When Mad Men’s final season premiered on AMC, I was sitting next to my buddy as he drove down 87. I was buzzed on caffeine and feeling shitty that I didn’t know how to handle a manual transmission and thus couldn’t help with the driving duties. I looked out the window at the full moon and made a vow that my life back in New York would be different. That I’d wean myself off my addiction to information; fight my compulsive need to be reading something about something at all times—even while I’m watching something else! I’d stop being so petty with my jealousies and hang-ups; my creative competitions with friends; I’d stop feeling shitty about work.
I felt a sense of victory, but that feeling faded and I was left with my life.
Mad Men is my favorite show because that’s what it’s about. You think things are going to change and you try to change yourself or your position in life, but all you are left with is your life. It’s decisions, it’s desires, its learning how to be happy with what is in front of you. And victories turn to status quo in a second.
When Peggy fell to her knees in her apartment at the end of the episode, I was right there with her. There are so many times when I’ve left work after a ten or eleven hour day and stood in the subway and felt so completely dissatisfied with myself and my life that I’ve wanted to cry. I’ve questioned every decision I’ve made. I’ve wondered what I could have done to bring myself to this place.
I only feel that way because I fail to understand that life is just decisions. They won’t always be the right one or the best one, but they leave you in a certain place and all you can do is make the meaning of that place as you go along. Don and Megan were half asleep on the couch in Los Angeles when that Disney, fairy tale show came on the screen. Don’s face was basked in the TV’s glow and he looked at the fairy tale font on the screen, some tale being told from an old book—a television prop.
There is no story or narrative for your life. You make decisions and you are left facing the consequences. You can try to hide in some kind of communal sex family like Roger, but you’ll be left lying awake, wondering how you just came from a breakfast where your daughter told you that she “forgives” you; you can try to hide in work like Peggy, but sometimes you are going to work for a boss you disagree with on a base level; you can watch TV all night like Don does in New York, cast an unsatisfied look at your bottle of Canadian Club and only find some small level of solace in the harsh discomfort of sitting on a frozen, high-rise Manhattan balcony.
Life doesn’t have a final season. Things aren’t cleaned up for us. We make decisions and end up in Enosburg Falls, Vermont or Cobble Hill, Brooklyn and we continue to have the same problems—those problems being solely the uneasy way we exist with ourselves.
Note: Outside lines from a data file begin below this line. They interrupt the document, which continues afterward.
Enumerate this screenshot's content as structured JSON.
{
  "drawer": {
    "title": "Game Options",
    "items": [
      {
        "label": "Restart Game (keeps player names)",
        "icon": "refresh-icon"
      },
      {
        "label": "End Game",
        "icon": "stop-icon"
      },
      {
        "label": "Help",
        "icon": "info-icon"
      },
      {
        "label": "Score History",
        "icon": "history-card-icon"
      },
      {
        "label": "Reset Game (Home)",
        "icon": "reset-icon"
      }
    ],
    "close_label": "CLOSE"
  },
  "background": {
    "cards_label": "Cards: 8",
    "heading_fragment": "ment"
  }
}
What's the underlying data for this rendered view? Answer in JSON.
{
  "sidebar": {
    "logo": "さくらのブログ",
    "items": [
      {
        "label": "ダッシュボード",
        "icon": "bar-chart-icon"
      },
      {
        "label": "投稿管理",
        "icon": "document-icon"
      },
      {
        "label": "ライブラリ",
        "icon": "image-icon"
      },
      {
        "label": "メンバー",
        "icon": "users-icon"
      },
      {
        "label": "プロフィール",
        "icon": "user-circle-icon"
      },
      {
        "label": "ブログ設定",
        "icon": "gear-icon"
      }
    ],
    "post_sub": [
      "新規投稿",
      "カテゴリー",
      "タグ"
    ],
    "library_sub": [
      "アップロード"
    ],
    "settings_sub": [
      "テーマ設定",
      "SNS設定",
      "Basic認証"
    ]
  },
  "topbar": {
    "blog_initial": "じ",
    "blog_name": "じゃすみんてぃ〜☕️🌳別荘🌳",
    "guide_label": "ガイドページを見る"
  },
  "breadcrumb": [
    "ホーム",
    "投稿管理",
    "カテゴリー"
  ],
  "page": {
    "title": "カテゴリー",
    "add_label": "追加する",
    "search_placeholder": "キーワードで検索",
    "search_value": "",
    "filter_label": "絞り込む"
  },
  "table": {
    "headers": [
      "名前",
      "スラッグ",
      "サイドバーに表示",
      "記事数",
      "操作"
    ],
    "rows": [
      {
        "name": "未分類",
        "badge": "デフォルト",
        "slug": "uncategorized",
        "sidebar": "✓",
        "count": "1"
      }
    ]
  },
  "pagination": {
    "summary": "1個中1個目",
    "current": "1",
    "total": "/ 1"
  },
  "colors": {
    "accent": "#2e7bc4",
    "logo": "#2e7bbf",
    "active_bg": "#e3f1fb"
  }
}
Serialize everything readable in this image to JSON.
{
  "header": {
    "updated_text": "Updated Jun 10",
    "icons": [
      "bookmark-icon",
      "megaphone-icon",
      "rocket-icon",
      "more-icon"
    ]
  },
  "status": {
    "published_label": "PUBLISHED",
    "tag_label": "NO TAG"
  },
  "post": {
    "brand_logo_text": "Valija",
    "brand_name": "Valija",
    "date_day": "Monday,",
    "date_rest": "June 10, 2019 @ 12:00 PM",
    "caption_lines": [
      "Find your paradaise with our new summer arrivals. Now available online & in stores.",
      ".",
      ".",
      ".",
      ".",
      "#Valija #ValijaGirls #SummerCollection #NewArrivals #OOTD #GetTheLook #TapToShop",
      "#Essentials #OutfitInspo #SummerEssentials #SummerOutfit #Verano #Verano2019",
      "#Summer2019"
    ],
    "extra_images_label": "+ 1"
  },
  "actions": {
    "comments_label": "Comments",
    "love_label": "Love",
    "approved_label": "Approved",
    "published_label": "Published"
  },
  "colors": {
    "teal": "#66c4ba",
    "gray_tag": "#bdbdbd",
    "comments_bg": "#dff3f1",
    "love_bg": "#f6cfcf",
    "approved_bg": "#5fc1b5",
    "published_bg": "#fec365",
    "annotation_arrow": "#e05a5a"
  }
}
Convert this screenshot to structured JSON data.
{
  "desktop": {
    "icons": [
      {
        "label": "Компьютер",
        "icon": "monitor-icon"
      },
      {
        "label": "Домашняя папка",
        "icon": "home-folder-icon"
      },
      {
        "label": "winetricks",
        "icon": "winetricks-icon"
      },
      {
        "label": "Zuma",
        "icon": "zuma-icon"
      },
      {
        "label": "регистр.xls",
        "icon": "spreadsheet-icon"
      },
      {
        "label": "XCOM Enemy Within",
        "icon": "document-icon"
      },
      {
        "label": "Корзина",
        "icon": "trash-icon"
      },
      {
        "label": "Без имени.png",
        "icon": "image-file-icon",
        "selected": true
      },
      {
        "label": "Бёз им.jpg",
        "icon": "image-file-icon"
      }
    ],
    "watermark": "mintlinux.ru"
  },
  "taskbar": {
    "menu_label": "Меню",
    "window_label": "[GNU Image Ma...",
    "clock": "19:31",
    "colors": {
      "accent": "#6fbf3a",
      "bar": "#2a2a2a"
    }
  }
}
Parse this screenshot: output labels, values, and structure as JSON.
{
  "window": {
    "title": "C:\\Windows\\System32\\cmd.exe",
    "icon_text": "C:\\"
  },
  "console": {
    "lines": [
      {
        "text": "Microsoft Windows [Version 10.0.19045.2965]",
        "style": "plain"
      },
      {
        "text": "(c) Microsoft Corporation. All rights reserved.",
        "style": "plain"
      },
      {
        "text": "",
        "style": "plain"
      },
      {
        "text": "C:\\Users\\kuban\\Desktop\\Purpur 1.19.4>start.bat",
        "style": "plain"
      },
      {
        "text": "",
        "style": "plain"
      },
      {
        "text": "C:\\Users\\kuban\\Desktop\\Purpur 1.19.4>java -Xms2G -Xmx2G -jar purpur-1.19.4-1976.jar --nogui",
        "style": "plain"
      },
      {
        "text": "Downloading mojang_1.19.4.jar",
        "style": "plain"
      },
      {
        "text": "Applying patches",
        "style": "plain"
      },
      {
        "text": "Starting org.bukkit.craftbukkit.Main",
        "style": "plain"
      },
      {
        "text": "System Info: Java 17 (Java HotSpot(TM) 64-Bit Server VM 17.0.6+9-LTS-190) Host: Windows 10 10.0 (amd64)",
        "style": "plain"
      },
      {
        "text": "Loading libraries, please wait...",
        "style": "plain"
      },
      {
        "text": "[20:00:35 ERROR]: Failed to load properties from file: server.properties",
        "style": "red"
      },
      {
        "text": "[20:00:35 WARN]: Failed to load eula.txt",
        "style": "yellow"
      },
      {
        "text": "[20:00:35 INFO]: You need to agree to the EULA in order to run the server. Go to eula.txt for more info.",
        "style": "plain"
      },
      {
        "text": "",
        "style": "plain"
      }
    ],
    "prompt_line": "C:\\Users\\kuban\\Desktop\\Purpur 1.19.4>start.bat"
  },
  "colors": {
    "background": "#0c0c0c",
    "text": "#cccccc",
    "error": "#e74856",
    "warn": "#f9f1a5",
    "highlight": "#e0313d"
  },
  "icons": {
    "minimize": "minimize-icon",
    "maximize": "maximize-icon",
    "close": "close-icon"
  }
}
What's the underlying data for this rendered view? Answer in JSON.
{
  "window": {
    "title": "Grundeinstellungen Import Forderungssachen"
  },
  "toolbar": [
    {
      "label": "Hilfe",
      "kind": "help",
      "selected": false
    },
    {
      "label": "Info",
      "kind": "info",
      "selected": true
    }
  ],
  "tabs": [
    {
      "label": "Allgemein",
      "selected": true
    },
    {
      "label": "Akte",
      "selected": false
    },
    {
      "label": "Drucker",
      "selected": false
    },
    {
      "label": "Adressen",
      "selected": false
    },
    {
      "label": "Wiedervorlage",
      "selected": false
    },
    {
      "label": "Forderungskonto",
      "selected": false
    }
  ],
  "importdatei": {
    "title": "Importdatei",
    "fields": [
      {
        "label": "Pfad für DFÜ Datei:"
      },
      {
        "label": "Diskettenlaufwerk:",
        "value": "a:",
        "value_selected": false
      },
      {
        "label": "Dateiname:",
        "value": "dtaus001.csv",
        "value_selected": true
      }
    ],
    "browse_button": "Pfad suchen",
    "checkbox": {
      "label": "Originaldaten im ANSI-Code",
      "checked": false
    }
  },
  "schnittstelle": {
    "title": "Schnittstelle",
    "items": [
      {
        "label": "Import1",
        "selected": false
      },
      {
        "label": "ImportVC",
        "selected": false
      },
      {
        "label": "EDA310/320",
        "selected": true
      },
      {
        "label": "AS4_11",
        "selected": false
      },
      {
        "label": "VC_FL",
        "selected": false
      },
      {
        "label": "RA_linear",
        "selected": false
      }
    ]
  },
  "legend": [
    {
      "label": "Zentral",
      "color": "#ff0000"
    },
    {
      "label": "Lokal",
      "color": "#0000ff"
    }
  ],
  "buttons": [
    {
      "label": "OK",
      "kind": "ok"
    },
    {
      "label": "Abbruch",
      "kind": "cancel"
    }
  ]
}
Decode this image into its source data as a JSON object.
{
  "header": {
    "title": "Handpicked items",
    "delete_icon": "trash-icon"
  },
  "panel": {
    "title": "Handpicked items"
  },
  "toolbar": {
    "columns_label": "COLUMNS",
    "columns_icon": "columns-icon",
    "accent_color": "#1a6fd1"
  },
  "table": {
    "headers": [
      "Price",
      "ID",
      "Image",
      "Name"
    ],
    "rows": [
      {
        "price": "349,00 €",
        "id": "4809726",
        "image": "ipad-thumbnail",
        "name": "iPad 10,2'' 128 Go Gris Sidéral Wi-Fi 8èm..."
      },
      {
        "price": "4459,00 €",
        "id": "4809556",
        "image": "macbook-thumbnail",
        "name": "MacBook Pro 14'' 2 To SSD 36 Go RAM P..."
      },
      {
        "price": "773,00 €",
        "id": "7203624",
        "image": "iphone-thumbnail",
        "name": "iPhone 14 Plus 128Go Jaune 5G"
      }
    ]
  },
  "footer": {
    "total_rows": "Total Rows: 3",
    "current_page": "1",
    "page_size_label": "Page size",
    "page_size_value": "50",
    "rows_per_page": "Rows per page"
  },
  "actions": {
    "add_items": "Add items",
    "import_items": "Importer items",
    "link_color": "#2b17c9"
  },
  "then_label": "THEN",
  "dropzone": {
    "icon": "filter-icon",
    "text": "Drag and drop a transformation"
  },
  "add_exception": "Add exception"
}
And all of our decisions begin to turn inward and we ask if we’ve ever done anything right ever.
We’re only one episode into Season Seven and this is already the stuff we’re dabbling in. Mad Men is the best show on television. There is no room for discussion.